On the heels of a strong recommendation by Bill Walmsley that more National Horsemen's Benevolent and Protective Association affiliates join the National Thoroughbred Racing Association, the NHBPA board of directors has proposed that "an equitable portion of benefits" derived by member racetracks be diverted to purses for horsemen.
The proposal came Saturday during the NHBPA's annual summer convention, held in Bloomington, Minn. The organization also took steps to ensure that simulcast signals are properly disseminated, and proposed that the industry develop a tiered system of simulcasting rates that would benefit tracks that offer live racing.
Walmsley, NHBPA spokesman and a member of the NTRA board of directors, said 40% of the affiliates represented in the room were not members of the NTRA. He said they won't share in any benefits unless they join.

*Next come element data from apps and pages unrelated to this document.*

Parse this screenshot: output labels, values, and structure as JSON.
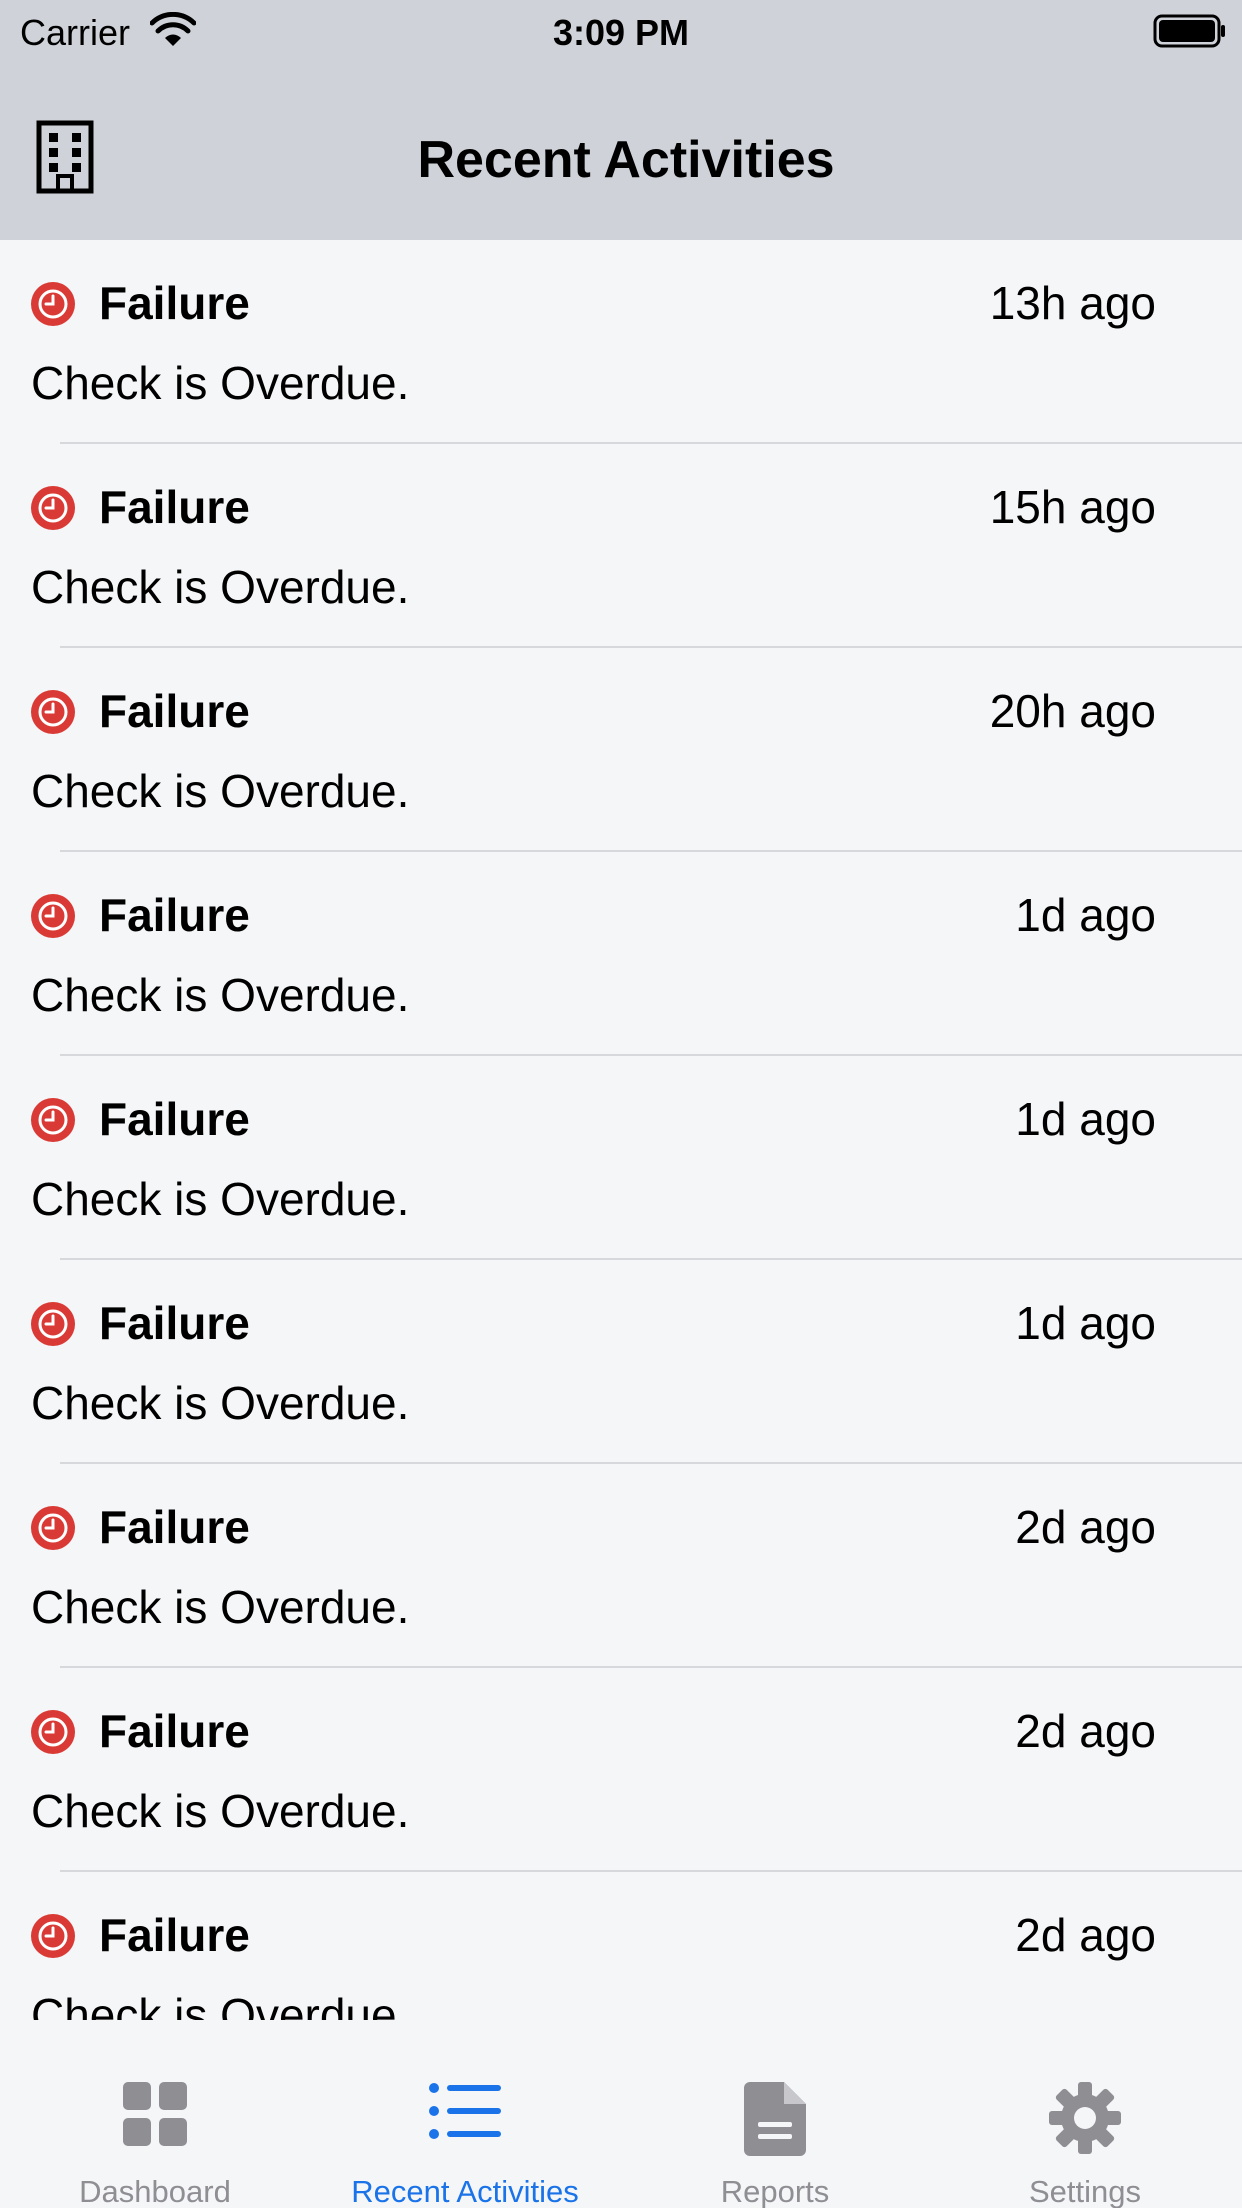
{
  "status_bar": {
    "carrier": "Carrier",
    "time": "3:09 PM"
  },
  "nav": {
    "title": "Recent Activities",
    "icon": "building-icon"
  },
  "activities": [
    {
      "title": "Failure",
      "time": "13h ago",
      "description": "Check is Overdue."
    },
    {
      "title": "Failure",
      "time": "15h ago",
      "description": "Check is Overdue."
    },
    {
      "title": "Failure",
      "time": "20h ago",
      "description": "Check is Overdue."
    },
    {
      "title": "Failure",
      "time": "1d ago",
      "description": "Check is Overdue."
    },
    {
      "title": "Failure",
      "time": "1d ago",
      "description": "Check is Overdue."
    },
    {
      "title": "Failure",
      "time": "1d ago",
      "description": "Check is Overdue."
    },
    {
      "title": "Failure",
      "time": "2d ago",
      "description": "Check is Overdue."
    },
    {
      "title": "Failure",
      "time": "2d ago",
      "description": "Check is Overdue."
    },
    {
      "title": "Failure",
      "time": "2d ago",
      "description": "Check is Overdue."
    }
  ],
  "tabs": [
    {
      "label": "Dashboard",
      "icon": "grid-icon"
    },
    {
      "label": "Recent Activities",
      "icon": "list-icon",
      "active": true
    },
    {
      "label": "Reports",
      "icon": "document-icon"
    },
    {
      "label": "Settings",
      "icon": "gear-icon"
    }
  ],
  "colors": {
    "failure_red": "#d93a36",
    "accent_blue": "#1a73e8",
    "bar_gray": "#cfd3d9",
    "inactive_gray": "#8e8e93"
  }
}
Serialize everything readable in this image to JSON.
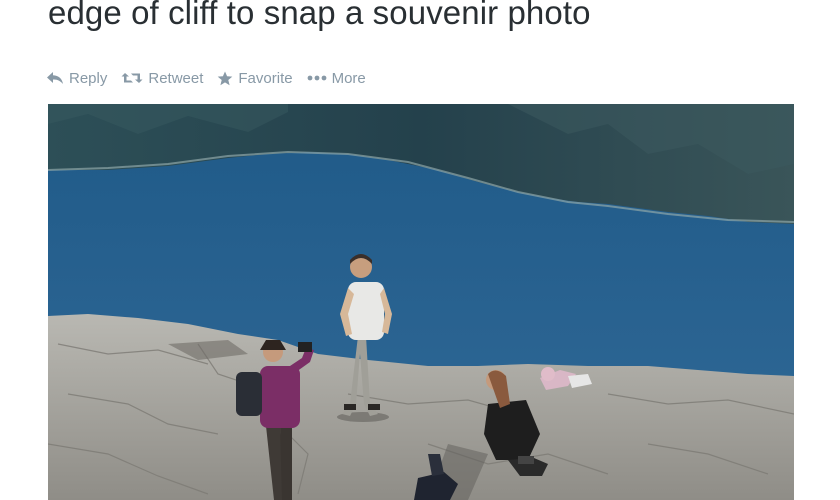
{
  "tweet": {
    "text": "edge of cliff to snap a souvenir photo"
  },
  "actions": [
    {
      "label": "Reply",
      "icon": "reply-icon"
    },
    {
      "label": "Retweet",
      "icon": "retweet-icon"
    },
    {
      "label": "Favorite",
      "icon": "star-icon"
    },
    {
      "label": "More",
      "icon": "more-dots-icon"
    }
  ],
  "colors": {
    "text": "#292f33",
    "action_gray": "#8899a6",
    "fjord_water": "#2a6190",
    "mountain": "#2c4a52",
    "cliff_rock": "#a9a8a2"
  }
}
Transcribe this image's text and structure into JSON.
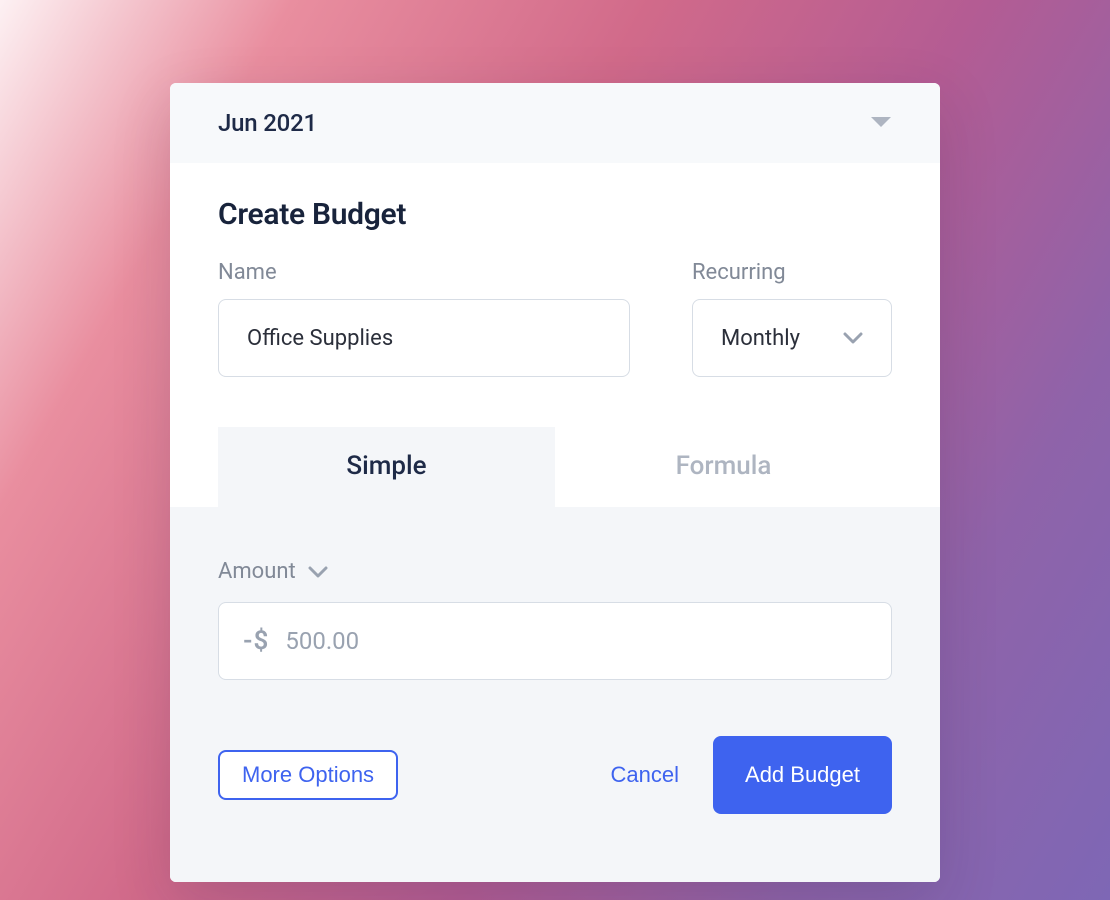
{
  "header": {
    "month": "Jun 2021"
  },
  "page": {
    "title": "Create Budget"
  },
  "fields": {
    "name": {
      "label": "Name",
      "value": "Office Supplies"
    },
    "recurring": {
      "label": "Recurring",
      "value": "Monthly"
    },
    "amount": {
      "label": "Amount",
      "prefix": "-$",
      "placeholder": "500.00",
      "value": ""
    }
  },
  "tabs": {
    "simple": "Simple",
    "formula": "Formula",
    "active": "simple"
  },
  "actions": {
    "more": "More Options",
    "cancel": "Cancel",
    "add": "Add Budget"
  }
}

"You're at a crossroads," Walmsley said. "Sixty percent of the membership is carrying the water for you. You guys have to step up the plate or realize that the train has left you behind."
Representatives of a couple non-member affiliates said they are considering membership. None indicated a desire to withdraw.
Kent Stirling, executive director of the Florida HBPA, said racetracks, through the NTRA's cooperative advertising program, derive much more from NTRA membership than do horsemen. The HBPA formed a subcommittee to make recommendations to the NTRA.
The board of directors settled on a proposal that some of the money from cooperative advertising be funneled to purses, and that horsemen have a say in how that money is spent. It wouldn't pertain to tracks that spend the NTRA matching funds on top of their own expenditures.
"If tracks are putting money back, maybe we could ask for only 25%," Stirling said. "But if they're only taking this money as a gift, I want half of it."
The cooperative advertising program is considered one of the NTRA's most valuable benefits to the membership. In regard to simulcasting, the HBPA is compiling a soon-to-be copyrighted booklet that will identify all wagering outlets in the country--even bars with television sets--and pinpoint their locations. Horsemen hope to use the information to ensure that only approved sites receive signals, and that tracks and horsemen and properly compensated.
Don Sturgill, counsel for the HBPA, suggested a 15% penalty on handle per day for outlets that simulcast signals without permission. "It would give us teeth to stop this foolishness," he said.
The proposal for a tiered system of fees would have to be adopted by regulatory agencies in each state. Under an example offered by the HBPA, a wagering outlet that doesn't offer live racing or return money to purses might be charged 6.5% for a signal rather than the industry standard of 3%. Such a system would help combat rebates offered by offshore gaming operators.